Monday of this last week was one of the most stunning days this year.  We've not had the best of Summers in Orkney, though the last few weeks have FELT like summer at last, with blue skies, warm air and not too much rain.  But Monday was just perfect.  I was working but took time out to go for a wander around the island too so will share those photos in the next post... meanwhile.... here is our misty Monday morning....

I love when the mist shows up the most beautiful detail in spider webs....

Hoy High lighthouse disappeared too!

Gradually the mist began to lift and I could see Graemsay again....

And Stromness began to appear!

And then the sun came out and the clouds danced!  This one is doing the rhumba.....

Though later in the day Strumness seemed to crawl under a duvet for a while.

Tuesday 11 August 2015

Ness of Brodgar Dig 2015

About this time of year for the last few years I've been posting photos from a fantastic archaeological dig in Orkney, the Ness of Brodgar.  The BBC have featured the site in various programmes and it has also been featured in the National Geographic magazine.  It is quite an extraordinary site, both in size and in the structures and artifacts being discovered.

There is a dig diary here  and for enthusiasts - you can buy a guide book from here written by Nick Card, dig director, Roy Towers and Mark Edmonds.

The earliest structures at the Ness of Brodgar date from c3,300 to 3,200 BC, and the latest ones around 2,200 BC.  So that fits in with the timeline of the other Neolithic sites in Orkney such as Skara Brae, Maes Howe, Tomb of the Eagles, the Ring of Brodgar and the Standing Stones of Stenness.  The Ness of Brodgar geographically sits between the Ring of Brodgar and the Stones of Stenness.  In a broader sense in Britain this was BEFORE Stonehenge which dates from c2,500.

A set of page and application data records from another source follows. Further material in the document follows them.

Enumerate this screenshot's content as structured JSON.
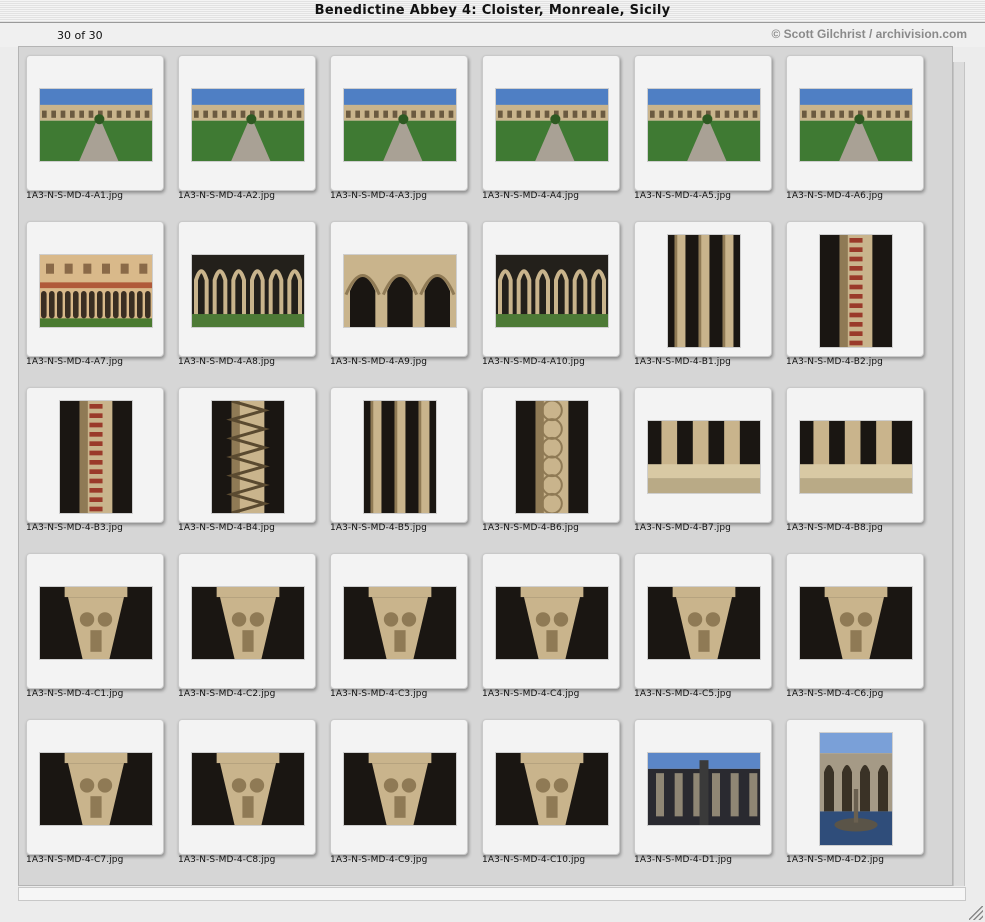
{
  "window": {
    "title": "Benedictine Abbey 4: Cloister, Monreale, Sicily"
  },
  "gallery": {
    "count_label": "30 of 30",
    "copyright": "© Scott Gilchrist / archivision.com",
    "items": [
      {
        "filename": "1A3-N-S-MD-4-A1.jpg",
        "orientation": "landscape",
        "scene": "cloister-garden"
      },
      {
        "filename": "1A3-N-S-MD-4-A2.jpg",
        "orientation": "landscape",
        "scene": "cloister-garden"
      },
      {
        "filename": "1A3-N-S-MD-4-A3.jpg",
        "orientation": "landscape",
        "scene": "cloister-garden"
      },
      {
        "filename": "1A3-N-S-MD-4-A4.jpg",
        "orientation": "landscape",
        "scene": "cloister-garden"
      },
      {
        "filename": "1A3-N-S-MD-4-A5.jpg",
        "orientation": "landscape",
        "scene": "cloister-garden"
      },
      {
        "filename": "1A3-N-S-MD-4-A6.jpg",
        "orientation": "landscape",
        "scene": "cloister-garden"
      },
      {
        "filename": "1A3-N-S-MD-4-A7.jpg",
        "orientation": "landscape",
        "scene": "arcade-facade"
      },
      {
        "filename": "1A3-N-S-MD-4-A8.jpg",
        "orientation": "landscape",
        "scene": "arcade"
      },
      {
        "filename": "1A3-N-S-MD-4-A9.jpg",
        "orientation": "landscape",
        "scene": "arches"
      },
      {
        "filename": "1A3-N-S-MD-4-A10.jpg",
        "orientation": "landscape",
        "scene": "arcade"
      },
      {
        "filename": "1A3-N-S-MD-4-B1.jpg",
        "orientation": "portrait",
        "scene": "columns"
      },
      {
        "filename": "1A3-N-S-MD-4-B2.jpg",
        "orientation": "portrait",
        "scene": "mosaic-column"
      },
      {
        "filename": "1A3-N-S-MD-4-B3.jpg",
        "orientation": "portrait",
        "scene": "mosaic-column"
      },
      {
        "filename": "1A3-N-S-MD-4-B4.jpg",
        "orientation": "portrait",
        "scene": "zigzag-column"
      },
      {
        "filename": "1A3-N-S-MD-4-B5.jpg",
        "orientation": "portrait",
        "scene": "columns"
      },
      {
        "filename": "1A3-N-S-MD-4-B6.jpg",
        "orientation": "portrait",
        "scene": "carved-column"
      },
      {
        "filename": "1A3-N-S-MD-4-B7.jpg",
        "orientation": "landscape",
        "scene": "column-bases"
      },
      {
        "filename": "1A3-N-S-MD-4-B8.jpg",
        "orientation": "landscape",
        "scene": "column-bases"
      },
      {
        "filename": "1A3-N-S-MD-4-C1.jpg",
        "orientation": "landscape",
        "scene": "capital"
      },
      {
        "filename": "1A3-N-S-MD-4-C2.jpg",
        "orientation": "landscape",
        "scene": "capital"
      },
      {
        "filename": "1A3-N-S-MD-4-C3.jpg",
        "orientation": "landscape",
        "scene": "capital"
      },
      {
        "filename": "1A3-N-S-MD-4-C4.jpg",
        "orientation": "landscape",
        "scene": "capital"
      },
      {
        "filename": "1A3-N-S-MD-4-C5.jpg",
        "orientation": "landscape",
        "scene": "capital"
      },
      {
        "filename": "1A3-N-S-MD-4-C6.jpg",
        "orientation": "landscape",
        "scene": "capital"
      },
      {
        "filename": "1A3-N-S-MD-4-C7.jpg",
        "orientation": "landscape",
        "scene": "capital"
      },
      {
        "filename": "1A3-N-S-MD-4-C8.jpg",
        "orientation": "landscape",
        "scene": "capital"
      },
      {
        "filename": "1A3-N-S-MD-4-C9.jpg",
        "orientation": "landscape",
        "scene": "capital"
      },
      {
        "filename": "1A3-N-S-MD-4-C10.jpg",
        "orientation": "landscape",
        "scene": "capital"
      },
      {
        "filename": "1A3-N-S-MD-4-D1.jpg",
        "orientation": "landscape",
        "scene": "fountain-court"
      },
      {
        "filename": "1A3-N-S-MD-4-D2.jpg",
        "orientation": "portrait",
        "scene": "fountain"
      }
    ]
  }
}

I have very little knowledge of archaeology but I just love going along to the site and spending time watching the painstaking work.  There is always an air of excitement as each day something new unfolds.  Even the "commonplace" is fascinating and tells a story.

Even to my untrained eye it's possible to make out distinct structures....

This is a photo of a structure that has been labelled "The Many Coloured Hall" which has "piers" of stone intruding into the space.  Coloured or "painted" stone has been discovered here too.  Plastic sheeting and tyres are used to protect areas that are to be explored further.

Around the site are explanations of some of the structures for visitors to get a better understanding of, what to the uninitiated, seems like a pile of stones!

The dig lasts six weeks this year and next, 2 weeks in July and 4 weeks in August.  There's lots of activity with archaeology students and experienced archaeologists scraping and brushing and generally have a good "rummage" around in a very ordered way.

Here are a selection of photos of the site....

There are three tours a day at the site led by experts, and a great viewing platform to see the overall site from.

The tours are great, but I also love just stopping by and watching the work progress.  I know one or two folk there who stop and chat about what they're doing or what they've found. Archaeologists are a very friendly bunch it would seem!

This lovely lady stopped to show me her latest find.  Cattle bones!  Dating from about 2,400 BC when it is thought perhaps a great "decomissioing" freast took place where hundreds of cattle were slaughtered and consumed, with bones placed in the surrounding passageways. She was the first person to set eyes on these bones in over 2,000 years, and I saw them soon after! Spine tingling to think I was one of the first people to see them - cattle which would have grazed the land we stood on and looked at the same Hoy Hills we look at today.

A close up - covered in earth, yet to be cleaned, tagged and analysed.

There have been other finds too,  This is a replica of a stone ball found on the site - apparently almost exclusively only found in Scotland (so far).  It's a very tactile object, but it's purpose is unknown.

And this wee spatula (NOT a replica!).  I've got one like this in my kitchen!!

So if you are in Orkney at the end of July or during August 2016 do go along to the site!  And if you're not - keep an eye out for the dig diary!